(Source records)
§ §

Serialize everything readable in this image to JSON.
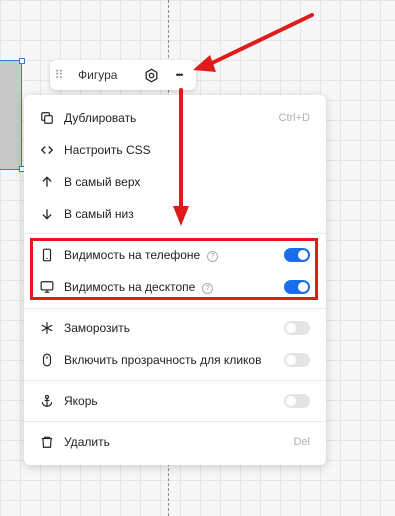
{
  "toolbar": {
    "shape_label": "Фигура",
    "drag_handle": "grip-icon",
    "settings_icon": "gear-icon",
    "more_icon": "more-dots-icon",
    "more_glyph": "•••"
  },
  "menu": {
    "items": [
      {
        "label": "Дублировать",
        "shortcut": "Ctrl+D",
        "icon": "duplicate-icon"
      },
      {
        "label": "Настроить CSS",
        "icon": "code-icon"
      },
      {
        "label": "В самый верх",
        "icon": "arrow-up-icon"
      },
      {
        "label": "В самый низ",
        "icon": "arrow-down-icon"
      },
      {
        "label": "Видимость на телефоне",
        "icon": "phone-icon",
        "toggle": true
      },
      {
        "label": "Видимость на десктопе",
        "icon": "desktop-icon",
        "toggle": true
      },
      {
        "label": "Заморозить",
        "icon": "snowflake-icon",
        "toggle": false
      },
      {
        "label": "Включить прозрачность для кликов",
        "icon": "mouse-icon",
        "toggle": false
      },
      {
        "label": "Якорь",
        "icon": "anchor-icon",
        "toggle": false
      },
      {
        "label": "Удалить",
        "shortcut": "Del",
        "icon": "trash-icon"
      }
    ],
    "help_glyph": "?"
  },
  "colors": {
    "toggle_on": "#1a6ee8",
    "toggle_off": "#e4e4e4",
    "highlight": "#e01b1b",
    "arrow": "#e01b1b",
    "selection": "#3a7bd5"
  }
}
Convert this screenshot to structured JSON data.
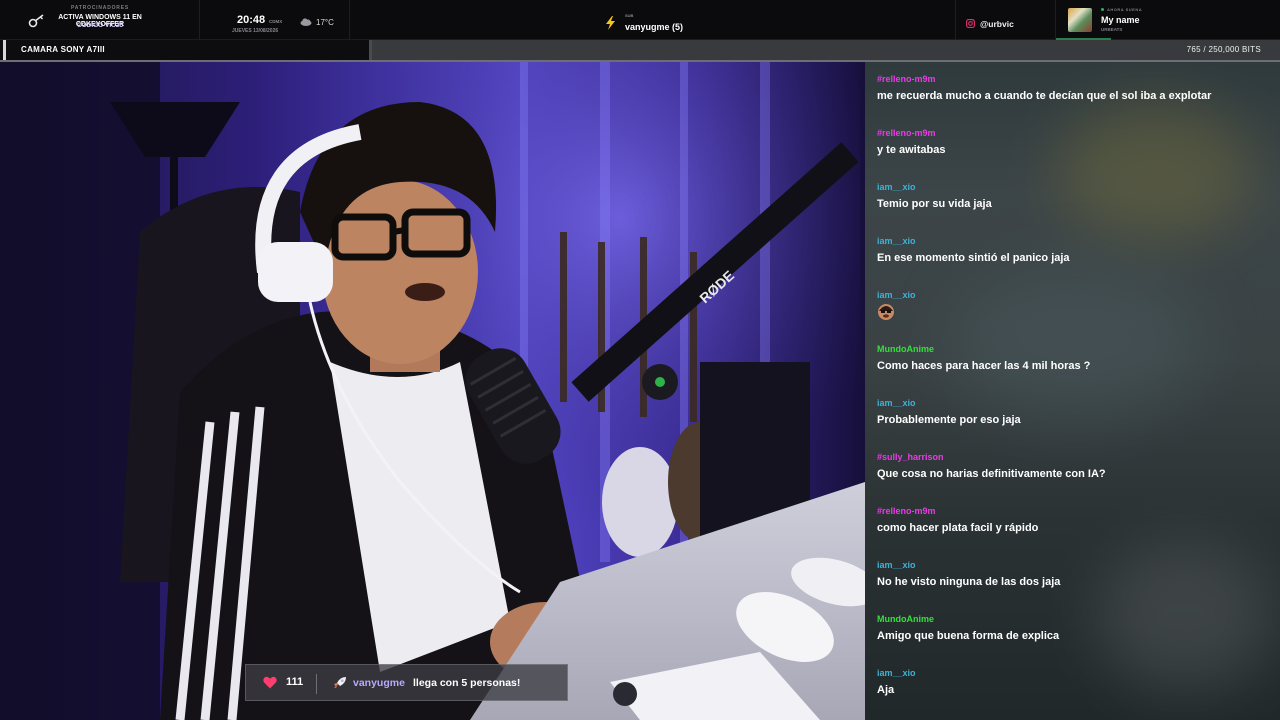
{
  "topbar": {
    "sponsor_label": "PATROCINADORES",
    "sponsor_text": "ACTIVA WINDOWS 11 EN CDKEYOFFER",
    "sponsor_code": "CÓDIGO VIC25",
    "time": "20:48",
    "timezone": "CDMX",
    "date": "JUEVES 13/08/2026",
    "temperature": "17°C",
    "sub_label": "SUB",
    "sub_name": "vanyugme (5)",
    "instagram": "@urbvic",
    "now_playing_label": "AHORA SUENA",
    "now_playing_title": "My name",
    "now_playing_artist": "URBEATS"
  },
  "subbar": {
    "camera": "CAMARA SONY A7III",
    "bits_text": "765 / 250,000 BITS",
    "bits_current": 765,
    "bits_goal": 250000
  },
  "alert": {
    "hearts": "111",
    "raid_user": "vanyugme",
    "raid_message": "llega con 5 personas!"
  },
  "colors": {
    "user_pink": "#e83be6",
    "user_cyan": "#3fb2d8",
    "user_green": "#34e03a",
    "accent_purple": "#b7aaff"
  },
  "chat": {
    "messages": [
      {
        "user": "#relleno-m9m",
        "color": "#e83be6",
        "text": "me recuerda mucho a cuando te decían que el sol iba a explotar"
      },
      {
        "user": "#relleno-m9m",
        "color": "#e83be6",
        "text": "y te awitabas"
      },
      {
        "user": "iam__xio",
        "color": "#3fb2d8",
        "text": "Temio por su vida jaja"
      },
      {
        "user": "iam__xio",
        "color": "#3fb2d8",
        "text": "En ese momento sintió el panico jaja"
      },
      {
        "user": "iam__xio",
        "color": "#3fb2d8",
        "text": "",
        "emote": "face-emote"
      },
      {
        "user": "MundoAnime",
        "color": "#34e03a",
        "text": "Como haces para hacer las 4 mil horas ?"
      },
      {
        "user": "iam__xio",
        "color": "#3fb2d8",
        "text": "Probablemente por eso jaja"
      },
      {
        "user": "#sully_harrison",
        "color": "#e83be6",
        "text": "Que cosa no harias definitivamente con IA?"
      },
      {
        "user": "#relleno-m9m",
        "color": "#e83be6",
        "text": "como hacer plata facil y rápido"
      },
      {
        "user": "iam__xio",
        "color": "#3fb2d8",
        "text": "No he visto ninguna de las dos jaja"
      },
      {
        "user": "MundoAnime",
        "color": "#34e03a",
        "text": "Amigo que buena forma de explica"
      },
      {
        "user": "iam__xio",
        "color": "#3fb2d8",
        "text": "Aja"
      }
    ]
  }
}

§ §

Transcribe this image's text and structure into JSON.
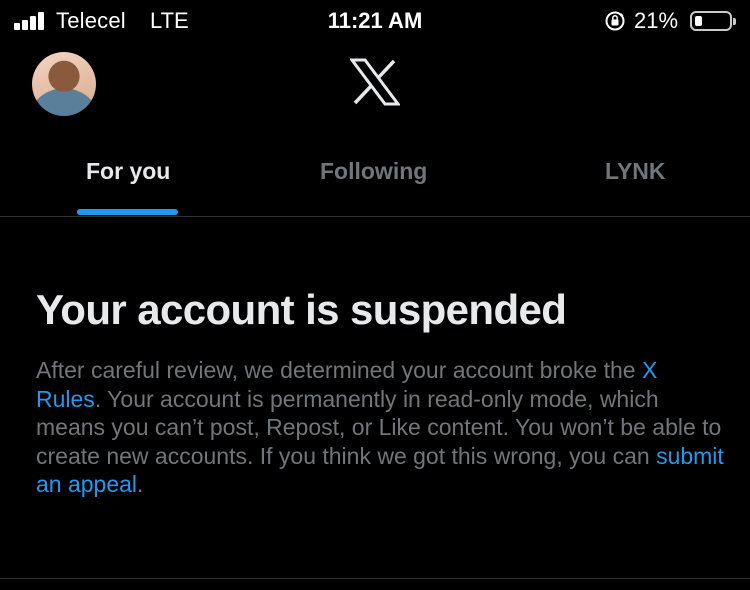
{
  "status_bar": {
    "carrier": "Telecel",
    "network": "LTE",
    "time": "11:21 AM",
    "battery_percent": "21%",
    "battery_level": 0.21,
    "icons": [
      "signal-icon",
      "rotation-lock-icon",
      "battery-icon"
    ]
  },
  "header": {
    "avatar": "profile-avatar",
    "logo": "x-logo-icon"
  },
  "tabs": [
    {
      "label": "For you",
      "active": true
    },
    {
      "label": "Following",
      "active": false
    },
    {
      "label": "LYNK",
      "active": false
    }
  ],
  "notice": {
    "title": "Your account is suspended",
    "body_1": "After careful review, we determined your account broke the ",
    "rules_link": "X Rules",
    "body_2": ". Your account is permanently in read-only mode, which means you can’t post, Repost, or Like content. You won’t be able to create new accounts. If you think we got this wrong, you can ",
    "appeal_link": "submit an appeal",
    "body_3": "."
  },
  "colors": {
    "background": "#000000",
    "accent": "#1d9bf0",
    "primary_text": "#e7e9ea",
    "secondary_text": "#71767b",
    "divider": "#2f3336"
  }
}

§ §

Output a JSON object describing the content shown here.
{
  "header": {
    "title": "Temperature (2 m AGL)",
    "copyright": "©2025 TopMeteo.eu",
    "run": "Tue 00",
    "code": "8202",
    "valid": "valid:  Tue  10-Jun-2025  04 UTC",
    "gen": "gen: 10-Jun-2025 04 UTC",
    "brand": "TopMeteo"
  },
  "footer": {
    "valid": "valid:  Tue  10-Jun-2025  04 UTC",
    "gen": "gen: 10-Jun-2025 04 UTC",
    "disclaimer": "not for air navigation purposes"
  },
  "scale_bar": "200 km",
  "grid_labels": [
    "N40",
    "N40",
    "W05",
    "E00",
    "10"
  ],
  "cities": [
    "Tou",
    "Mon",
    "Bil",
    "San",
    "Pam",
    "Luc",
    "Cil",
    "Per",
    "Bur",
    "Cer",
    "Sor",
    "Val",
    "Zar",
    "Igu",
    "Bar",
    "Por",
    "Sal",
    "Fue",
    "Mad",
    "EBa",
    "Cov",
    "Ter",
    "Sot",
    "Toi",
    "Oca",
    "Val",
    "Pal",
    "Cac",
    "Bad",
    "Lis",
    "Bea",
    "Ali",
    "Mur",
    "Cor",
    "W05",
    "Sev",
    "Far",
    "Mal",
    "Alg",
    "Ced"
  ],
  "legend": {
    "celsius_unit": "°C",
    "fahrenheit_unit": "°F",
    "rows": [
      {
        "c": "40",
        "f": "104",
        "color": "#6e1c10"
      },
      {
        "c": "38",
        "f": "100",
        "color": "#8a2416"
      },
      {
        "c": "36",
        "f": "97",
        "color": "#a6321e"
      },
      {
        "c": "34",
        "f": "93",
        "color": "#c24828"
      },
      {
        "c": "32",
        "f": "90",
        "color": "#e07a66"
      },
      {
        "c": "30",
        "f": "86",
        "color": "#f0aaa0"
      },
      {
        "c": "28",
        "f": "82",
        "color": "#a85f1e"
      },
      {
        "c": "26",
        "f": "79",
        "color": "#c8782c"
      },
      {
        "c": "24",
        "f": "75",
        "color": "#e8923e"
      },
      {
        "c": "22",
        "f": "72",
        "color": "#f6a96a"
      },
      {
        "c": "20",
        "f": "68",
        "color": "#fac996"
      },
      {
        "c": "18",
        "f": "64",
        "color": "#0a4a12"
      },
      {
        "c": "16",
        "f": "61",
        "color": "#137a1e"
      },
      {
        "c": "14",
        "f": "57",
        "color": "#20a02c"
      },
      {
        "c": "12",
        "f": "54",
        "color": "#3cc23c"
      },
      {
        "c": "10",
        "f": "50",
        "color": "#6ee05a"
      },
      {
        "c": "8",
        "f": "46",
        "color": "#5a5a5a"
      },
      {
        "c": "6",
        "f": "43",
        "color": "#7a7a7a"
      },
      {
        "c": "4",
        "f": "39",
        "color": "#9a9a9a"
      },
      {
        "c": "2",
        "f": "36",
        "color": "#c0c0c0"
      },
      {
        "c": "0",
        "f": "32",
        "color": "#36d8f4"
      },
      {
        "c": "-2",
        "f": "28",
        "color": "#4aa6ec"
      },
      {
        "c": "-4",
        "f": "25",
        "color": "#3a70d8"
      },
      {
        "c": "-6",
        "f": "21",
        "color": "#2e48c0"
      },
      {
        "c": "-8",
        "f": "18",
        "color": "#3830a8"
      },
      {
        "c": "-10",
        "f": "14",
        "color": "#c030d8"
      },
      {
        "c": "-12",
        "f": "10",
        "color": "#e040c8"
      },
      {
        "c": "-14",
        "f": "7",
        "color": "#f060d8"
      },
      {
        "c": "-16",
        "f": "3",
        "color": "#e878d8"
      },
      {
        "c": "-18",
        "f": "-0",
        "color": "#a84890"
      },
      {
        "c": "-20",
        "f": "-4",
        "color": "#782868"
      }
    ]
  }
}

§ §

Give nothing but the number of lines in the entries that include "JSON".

4